The UK has the potential to become a ‘sustainability superpower’, exporting £17bn of renewable energy per year, according to research from the UK Business Council for Sustainable Development (UKBCSD).
The UKBCSD report says the UK has a once-in-a-generation opportunity to unlock more than £70bn of economic benefits, thanks to its proximity to the Atlantic Ocean and competitive advantages in offshore wind generation.
This in turn could create an additional 279,000 jobs directly and support an additional 375,000 in the supply chain.
However, a bold strategy is required in order to overcome barriers to growth, such as creating a national grid that is fit for purpose, the report adds.
It also describes other barriers, including the need for massive energy storage, which uses a range of technologies, to capture the tens of Terawatts of power lost each year when Britain needs to switch off renewable energy sources because they are generating more energy than the grid can handle.
It also calls for a national programme of retrofit to fix Britain’s stock of old draughty homes, offices, and other commercial properties and early intervention to catalyse the market for hydrogen.

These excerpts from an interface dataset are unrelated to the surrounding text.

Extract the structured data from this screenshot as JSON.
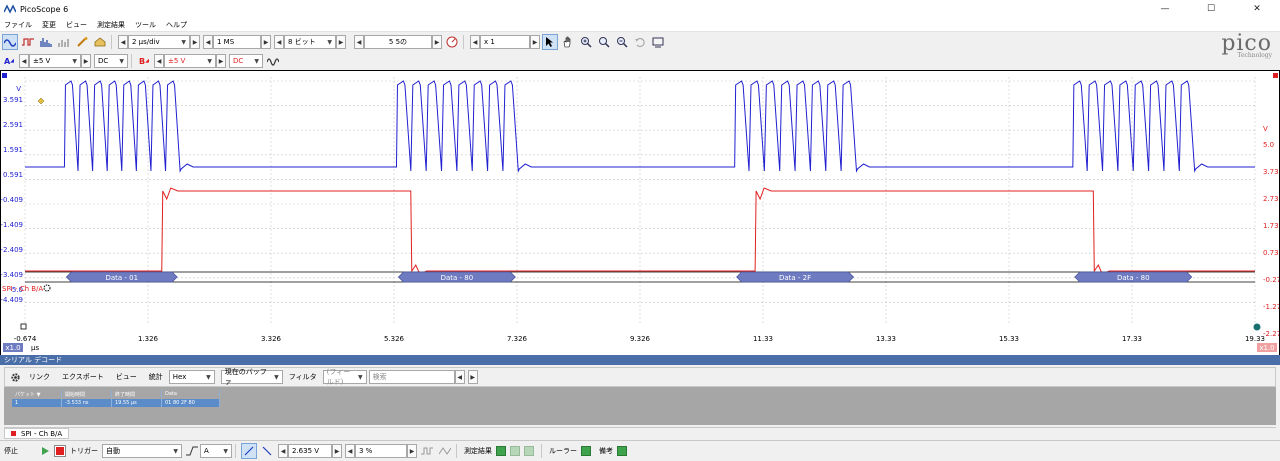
{
  "window": {
    "title": "PicoScope 6",
    "minimize": "—",
    "maximize": "☐",
    "close": "✕"
  },
  "menu": [
    "ファイル",
    "変更",
    "ビュー",
    "測定結果",
    "ツール",
    "ヘルプ"
  ],
  "toolbar1": {
    "timebase": "2 µs/div",
    "samples": "1 MS",
    "resolution": "8 ビット",
    "captures": "5 5の",
    "zoom": "x 1"
  },
  "toolbar2": {
    "channel_a": "A",
    "range_a": "±5 V",
    "coupling_a": "DC",
    "channel_b": "B",
    "range_b": "±5 V",
    "coupling_b": "DC"
  },
  "logo": {
    "text": "pico",
    "sub": "Technology"
  },
  "scope": {
    "left_axis_unit": "V",
    "left_ticks": [
      "3.591",
      "2.591",
      "1.591",
      "0.591",
      "-0.409",
      "-1.409",
      "-2.409",
      "-3.409",
      "-4.409",
      "-5.0"
    ],
    "right_axis_unit": "V",
    "right_ticks": [
      "5.0",
      "3.73",
      "2.73",
      "1.73",
      "0.73",
      "-0.27",
      "-1.27",
      "-2.27"
    ],
    "x_ticks": [
      "-0.674",
      "1.326",
      "3.326",
      "5.326",
      "7.326",
      "9.326",
      "11.33",
      "13.33",
      "15.33",
      "17.33",
      "19.33"
    ],
    "x_unit": "µs",
    "left_scale_badge": "x1.0",
    "right_scale_badge": "x1.0",
    "bus_label": "SPI - Ch B/A",
    "packets": [
      {
        "label": "Data - 01",
        "start_us": 0.0,
        "end_us": 1.8
      },
      {
        "label": "Data - 80",
        "start_us": 5.4,
        "end_us": 7.3
      },
      {
        "label": "Data - 2F",
        "start_us": 10.9,
        "end_us": 12.8
      },
      {
        "label": "Data - 80",
        "start_us": 16.4,
        "end_us": 18.3
      }
    ],
    "colors": {
      "channel_a": "#2020d0",
      "channel_b": "#e02020",
      "packet": "#6f7bc0"
    }
  },
  "serial_decode": {
    "title": "シリアル デコード",
    "tools": {
      "link": "リンク",
      "export": "エクスポート",
      "view": "ビュー",
      "stats": "統計",
      "format": "Hex",
      "buffer": "現在のバッファ",
      "filter": "フィルタ",
      "field": "(フィールド)",
      "search": "検索"
    },
    "columns": [
      "パケット ▼",
      "開始時間",
      "終了時間",
      "Data"
    ],
    "rows": [
      {
        "packet": "1",
        "start": "-3.533 ns",
        "end": "19.55 µs",
        "data": "01 80 2F 80"
      }
    ],
    "tab": "SPI - Ch B/A"
  },
  "status": {
    "stop": "停止",
    "trigger": "トリガー",
    "trigger_mode": "自動",
    "trigger_source": "A",
    "trigger_level": "2.635 V",
    "pretrigger": "3 %",
    "measurements": "測定結果",
    "rulers": "ルーラー",
    "notes": "備考"
  }
}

Jason Longhurst, chair of the UK Business Council for Sustainable Development, said Britain effectively fired the starting pistol on the global race to net zero four years ago, by becoming the first major economy to set a net zero emissions target in law and today, more than 90% of global GDP is covered by some form of net zero target.
“We commissioned this report to find out more about the opportunities which net zero can bring to Britain,” he said.
"The findings are clear. The UK can unlock more than £70 billion of economic benefits a year if we become a world leader in the race to net zero.
"We have the potential to generate huge amounts of clean energy which would turn the UK from a net importer of energy to a nation exporting vast amounts of clean power, worth £17bn a year, to mainland Europe.
"We believe this paper delivers an evidence base to enable our government to drive new incentives to transition, leverage in further private sector investment and position the UK as one of the world’s most investable markets for companies tackling the challenges created by climate change.”
He called on the public and private sector “to work together to put Britain at the front of the field again”.
The report was written by former government economist Chris Walker for the UK Business Council for Sustainable Development, in partnership with Prologis UK and Inspired Plc.
It highlights the potential rewards of sustained, aggressive strategy aimed at maximising the UK’s competitive advantages in generating clean energy.
The report analysed two competing scenarios facing the UK as it heads towards its current target of decarbonising all sectors of the economy by 2050.
It says: “Because we are in a global race with critical tipping points, one version of 2050 sees the UK becoming a world leader in the energy transition by attracting trillions of pounds of global private investment, innovating in key technologies and deploying them at an international scale to become a clean energy superpower.
“This is the ‘beyond net zero’ scenario.
“In another version of 2050, the UK lapses into clean energy mediocrity and stumbles along.
“This is the ‘near net zero’ scenario.”
In the “beyond net zero” scenario, the UK achieves economic benefits of £70.3bn a year by 2050 - not including the social value of reduced greenhouse gas emissions and averted climate change.
The report finds the economic benefits of the “beyond net zero” scenario to be more than twice the £35.0bn benefits of pursuing the “near net zero” path.
The report says the UK’s strong competitive advantages in clean energy generation mean it is uniquely well positioned in the race to net zero which can deliver significant and sustained economic growth, raised productivity and increased exports.
“Other advanced economies will undertake similar journeys to the UK at the same time,” it states.
“For the UK to cement its leadership in tackling this challenge, crucial public policy decisions need to be taken, backed up by investment from private sector organisations to ensure that the UK makes and captures the necessary investment to capitalise on its strengths.”
The report includes a number of potential policy options to help fully exploit the UK’s clean growth potential.
Mark Dickinson, CEO of Inspired PLC said the government needed to act now on this opportunity for the UK.
“This report makes clear the economic benefits that are available for the country if the combination of the private and public investment can be enabled to realise the opportunity to become a global leader in sustainable development,” he says.
Paul Weston, regional head of Prologis UK, said: “This landmark report makes plain the scale of the opportunity that the UK has - alongside the relatively small window that we have to act.
“It is vital that we seize the opportunity, not only for the economic gains - and potential new jobs - but because being a global leader in clean energy will also bring huge societal and environmental benefits.”
The report is being launched at UKREiiF in Leeds on Wednesday May 17.